CT: I’ve definitely had several aha moments early in, and throughout my career. I think like a lot of people, I went through a “Goldilocks” stage where I went from one media organization to the next, bouncing around projects, to figure out what I was most passionate about.
It wasn’t until I started directing some of my own projects and getting hired to direct others, that a light bulb went on. In 2019, I helmed a documentary on the history of Black people swimming in the United States and the stereotypes surrounding it. I was able to combine modern-day context to a historical and largely misconstrued topic. Being able to take this story and give an intimate portrayal of the issue, through a Black mother who lost her son to drowning, gave me a real sense of how to show how the past still impacts the present.
The aha moments I experience now, when I’m in the field, come when I’m interviewing participants and getting to know them and their communities. It’s that moment when you reach a level of mutual trust and transparency and feel like, Now I can make a film.
IDA: What drew you to want to tell the story of your current project, House of Tulip?
CT: The idea for House of Tulip came to me while I was working as a journalist and producer at Al Jazeera. A friend of mine created a beautiful film about a Black trans woman named Muhlaysia Booker, from Dallas, Texas, who was shot and killed just a month after being assaulted. Muhlaysia’s story stuck with me because it wasn’t an isolated incident, but part of a larger pattern of Black trans women being murdered.

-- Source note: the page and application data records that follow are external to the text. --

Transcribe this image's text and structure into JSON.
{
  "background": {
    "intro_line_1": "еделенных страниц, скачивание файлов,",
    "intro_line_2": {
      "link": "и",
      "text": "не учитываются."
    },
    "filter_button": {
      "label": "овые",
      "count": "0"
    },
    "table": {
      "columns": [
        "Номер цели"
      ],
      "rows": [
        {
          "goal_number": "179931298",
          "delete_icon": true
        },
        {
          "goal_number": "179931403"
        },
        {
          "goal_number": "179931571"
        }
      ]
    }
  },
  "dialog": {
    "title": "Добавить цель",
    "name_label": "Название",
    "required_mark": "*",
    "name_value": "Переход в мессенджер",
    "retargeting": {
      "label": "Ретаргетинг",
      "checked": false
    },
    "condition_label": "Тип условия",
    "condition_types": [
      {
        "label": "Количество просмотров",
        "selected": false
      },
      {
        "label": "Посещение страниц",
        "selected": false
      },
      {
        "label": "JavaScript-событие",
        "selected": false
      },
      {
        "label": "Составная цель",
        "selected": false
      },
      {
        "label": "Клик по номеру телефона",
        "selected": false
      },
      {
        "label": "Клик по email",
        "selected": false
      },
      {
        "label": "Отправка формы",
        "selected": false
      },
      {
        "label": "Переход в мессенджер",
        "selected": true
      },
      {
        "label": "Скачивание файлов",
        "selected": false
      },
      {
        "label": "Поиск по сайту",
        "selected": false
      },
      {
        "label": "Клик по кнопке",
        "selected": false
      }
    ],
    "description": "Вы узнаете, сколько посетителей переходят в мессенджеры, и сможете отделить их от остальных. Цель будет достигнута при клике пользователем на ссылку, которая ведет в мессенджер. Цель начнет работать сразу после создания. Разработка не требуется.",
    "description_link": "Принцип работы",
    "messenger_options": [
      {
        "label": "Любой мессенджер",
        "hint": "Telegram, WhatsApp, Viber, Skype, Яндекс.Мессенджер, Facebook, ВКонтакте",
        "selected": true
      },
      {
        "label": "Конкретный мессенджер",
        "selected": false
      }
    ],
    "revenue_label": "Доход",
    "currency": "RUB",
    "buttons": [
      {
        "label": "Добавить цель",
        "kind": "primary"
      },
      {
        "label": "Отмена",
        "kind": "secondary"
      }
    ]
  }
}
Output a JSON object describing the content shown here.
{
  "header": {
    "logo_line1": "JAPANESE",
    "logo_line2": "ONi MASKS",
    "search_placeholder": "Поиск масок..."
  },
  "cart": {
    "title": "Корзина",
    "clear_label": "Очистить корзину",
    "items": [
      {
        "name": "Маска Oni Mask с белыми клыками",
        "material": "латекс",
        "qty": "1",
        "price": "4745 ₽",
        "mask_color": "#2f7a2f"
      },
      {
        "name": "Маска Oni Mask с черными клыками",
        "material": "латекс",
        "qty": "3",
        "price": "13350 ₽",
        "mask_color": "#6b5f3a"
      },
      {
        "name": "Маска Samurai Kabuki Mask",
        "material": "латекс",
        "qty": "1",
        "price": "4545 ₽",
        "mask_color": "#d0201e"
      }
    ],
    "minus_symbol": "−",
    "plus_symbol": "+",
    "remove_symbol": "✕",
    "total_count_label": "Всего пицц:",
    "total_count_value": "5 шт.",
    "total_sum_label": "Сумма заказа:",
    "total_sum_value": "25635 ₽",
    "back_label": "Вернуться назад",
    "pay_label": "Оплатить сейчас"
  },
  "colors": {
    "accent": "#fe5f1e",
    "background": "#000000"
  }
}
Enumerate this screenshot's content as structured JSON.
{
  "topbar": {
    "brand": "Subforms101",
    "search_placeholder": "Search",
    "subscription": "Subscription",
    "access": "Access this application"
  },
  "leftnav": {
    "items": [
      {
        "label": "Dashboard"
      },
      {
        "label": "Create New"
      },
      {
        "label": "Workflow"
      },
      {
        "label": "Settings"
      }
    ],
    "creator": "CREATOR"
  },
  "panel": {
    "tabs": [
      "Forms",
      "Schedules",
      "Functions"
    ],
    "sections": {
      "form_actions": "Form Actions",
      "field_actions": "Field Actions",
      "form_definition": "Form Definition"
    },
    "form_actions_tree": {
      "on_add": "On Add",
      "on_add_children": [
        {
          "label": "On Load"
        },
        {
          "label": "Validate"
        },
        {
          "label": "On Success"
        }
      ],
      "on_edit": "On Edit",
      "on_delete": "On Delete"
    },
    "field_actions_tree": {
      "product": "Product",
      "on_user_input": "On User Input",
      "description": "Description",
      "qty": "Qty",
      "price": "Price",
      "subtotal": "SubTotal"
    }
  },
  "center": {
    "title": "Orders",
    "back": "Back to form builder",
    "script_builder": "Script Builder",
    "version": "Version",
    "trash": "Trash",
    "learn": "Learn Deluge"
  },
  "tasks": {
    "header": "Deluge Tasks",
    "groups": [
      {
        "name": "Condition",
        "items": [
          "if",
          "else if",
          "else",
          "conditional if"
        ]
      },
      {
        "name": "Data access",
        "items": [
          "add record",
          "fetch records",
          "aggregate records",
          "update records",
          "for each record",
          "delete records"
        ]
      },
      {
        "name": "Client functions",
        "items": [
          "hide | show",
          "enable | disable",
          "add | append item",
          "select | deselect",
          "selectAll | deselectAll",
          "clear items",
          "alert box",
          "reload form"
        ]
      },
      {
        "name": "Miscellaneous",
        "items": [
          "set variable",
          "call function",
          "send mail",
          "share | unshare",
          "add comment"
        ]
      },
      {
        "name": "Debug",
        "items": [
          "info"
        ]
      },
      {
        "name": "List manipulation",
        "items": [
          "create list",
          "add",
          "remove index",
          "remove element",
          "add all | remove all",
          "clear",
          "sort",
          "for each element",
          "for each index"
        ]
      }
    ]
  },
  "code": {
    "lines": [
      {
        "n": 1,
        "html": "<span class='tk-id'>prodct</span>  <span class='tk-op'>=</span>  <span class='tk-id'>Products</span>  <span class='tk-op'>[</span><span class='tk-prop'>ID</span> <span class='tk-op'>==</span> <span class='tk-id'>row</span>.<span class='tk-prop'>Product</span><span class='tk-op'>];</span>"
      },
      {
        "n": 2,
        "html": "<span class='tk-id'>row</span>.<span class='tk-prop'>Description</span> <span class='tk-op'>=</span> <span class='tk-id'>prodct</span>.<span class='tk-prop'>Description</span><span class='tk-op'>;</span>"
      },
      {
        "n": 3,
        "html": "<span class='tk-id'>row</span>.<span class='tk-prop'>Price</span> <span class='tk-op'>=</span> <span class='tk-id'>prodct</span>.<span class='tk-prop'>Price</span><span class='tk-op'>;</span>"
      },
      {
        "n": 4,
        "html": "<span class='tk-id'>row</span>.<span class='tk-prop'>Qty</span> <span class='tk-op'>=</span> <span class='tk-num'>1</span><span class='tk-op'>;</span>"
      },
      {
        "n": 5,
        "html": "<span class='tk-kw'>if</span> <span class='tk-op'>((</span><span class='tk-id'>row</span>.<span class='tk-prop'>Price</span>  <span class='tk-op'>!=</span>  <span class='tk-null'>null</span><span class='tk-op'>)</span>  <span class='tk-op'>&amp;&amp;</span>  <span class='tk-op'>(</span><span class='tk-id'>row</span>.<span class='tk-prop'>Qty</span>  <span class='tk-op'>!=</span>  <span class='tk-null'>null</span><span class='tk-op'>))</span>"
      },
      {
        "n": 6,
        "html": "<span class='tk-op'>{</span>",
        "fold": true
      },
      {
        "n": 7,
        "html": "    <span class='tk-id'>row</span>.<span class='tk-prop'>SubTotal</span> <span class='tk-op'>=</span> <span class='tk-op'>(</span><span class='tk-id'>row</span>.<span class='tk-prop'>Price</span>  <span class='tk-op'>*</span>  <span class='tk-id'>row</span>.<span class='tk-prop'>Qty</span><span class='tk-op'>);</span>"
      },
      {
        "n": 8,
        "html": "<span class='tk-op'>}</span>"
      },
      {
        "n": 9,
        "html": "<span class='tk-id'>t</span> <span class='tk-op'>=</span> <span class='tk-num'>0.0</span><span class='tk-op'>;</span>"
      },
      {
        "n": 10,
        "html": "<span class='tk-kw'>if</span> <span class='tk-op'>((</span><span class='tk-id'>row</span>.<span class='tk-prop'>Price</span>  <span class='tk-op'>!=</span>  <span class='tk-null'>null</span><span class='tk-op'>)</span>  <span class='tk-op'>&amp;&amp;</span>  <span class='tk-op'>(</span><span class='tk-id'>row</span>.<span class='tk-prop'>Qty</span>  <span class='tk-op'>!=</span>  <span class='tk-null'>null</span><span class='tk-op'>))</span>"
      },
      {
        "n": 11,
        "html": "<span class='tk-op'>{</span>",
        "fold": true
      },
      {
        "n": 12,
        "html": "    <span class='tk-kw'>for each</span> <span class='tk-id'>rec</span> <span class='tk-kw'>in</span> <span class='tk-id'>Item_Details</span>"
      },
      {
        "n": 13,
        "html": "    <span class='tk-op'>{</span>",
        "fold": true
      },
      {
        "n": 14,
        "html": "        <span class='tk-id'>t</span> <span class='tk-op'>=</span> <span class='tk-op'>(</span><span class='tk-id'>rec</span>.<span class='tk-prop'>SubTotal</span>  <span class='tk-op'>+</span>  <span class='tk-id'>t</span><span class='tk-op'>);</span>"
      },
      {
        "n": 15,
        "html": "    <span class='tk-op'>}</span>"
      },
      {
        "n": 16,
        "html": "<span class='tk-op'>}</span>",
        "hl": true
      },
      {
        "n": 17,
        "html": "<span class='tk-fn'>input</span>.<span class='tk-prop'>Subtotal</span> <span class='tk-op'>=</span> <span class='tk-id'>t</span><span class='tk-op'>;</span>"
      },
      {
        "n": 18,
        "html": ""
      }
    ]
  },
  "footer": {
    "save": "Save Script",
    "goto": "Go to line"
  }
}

What shocked me most was that while these murders were happening in epidemic proportions, as a journalist and a lay person, I wasn’t hearing about them. There’s a slew of reasons for this, including deadnaming, misinformation, and a lack of coverage.
I decided to move to New Orleans, and focus the documentary on a nonprofit called House of Tulip, Louisiana’s first official housing refuge for trans and non-binary residents. The founders of the organization are two Black trans women who are working to build safe spaces around permanent housing and shared resources. It’s a film about hope, love and community.
IDA: What piece of advice would you give to emerging filmmakers from marginalized communities, who are new to the documentary field?
CT: Follow your intuition, create what you want to create, and build community. While this industry has come a long way, we’ve still got plenty of work to do when it comes to representation behind the camera. If there’s something you’re driven to work on, find community and create it. I’m so grateful for groups like Brown Girls Doc Mafia, because it gives BIPOC women and non-binary filmmakers spaces to get feedback, build community and grow. These are extremely talented filmmakers, whose members have all heard the word “no” multiple times throughout their career. As filmmakers of color, we often face a slew of microaggressions and growth stagnation due to structural racism and sexism in this industry. It’s important to have outlets and people in your corner that validate your experience and what you bring to the table. It’s even more important for us to create our own tables and populate them with people who believe in us and practice diverse and ethical storytelling.
IDA: If you had a limitless budget, what is the one topic you’d want to develop a documentary on?
CT: Mental health care. Today in the US one in five adults live with mental illness, and the loss of psychiatric hospitals has significantly contributed to our country’s current mental health crises. We’ve moved away from inpatient care, and left many Americans alone as they battle with mental health. This is only exacerbated by issues like poverty, lack of access to healthcare, and stigma—all amidst our growing opioid crisis and the pandemic. I’d love to travel across the country to see how this is being addressed/ignored in various communities.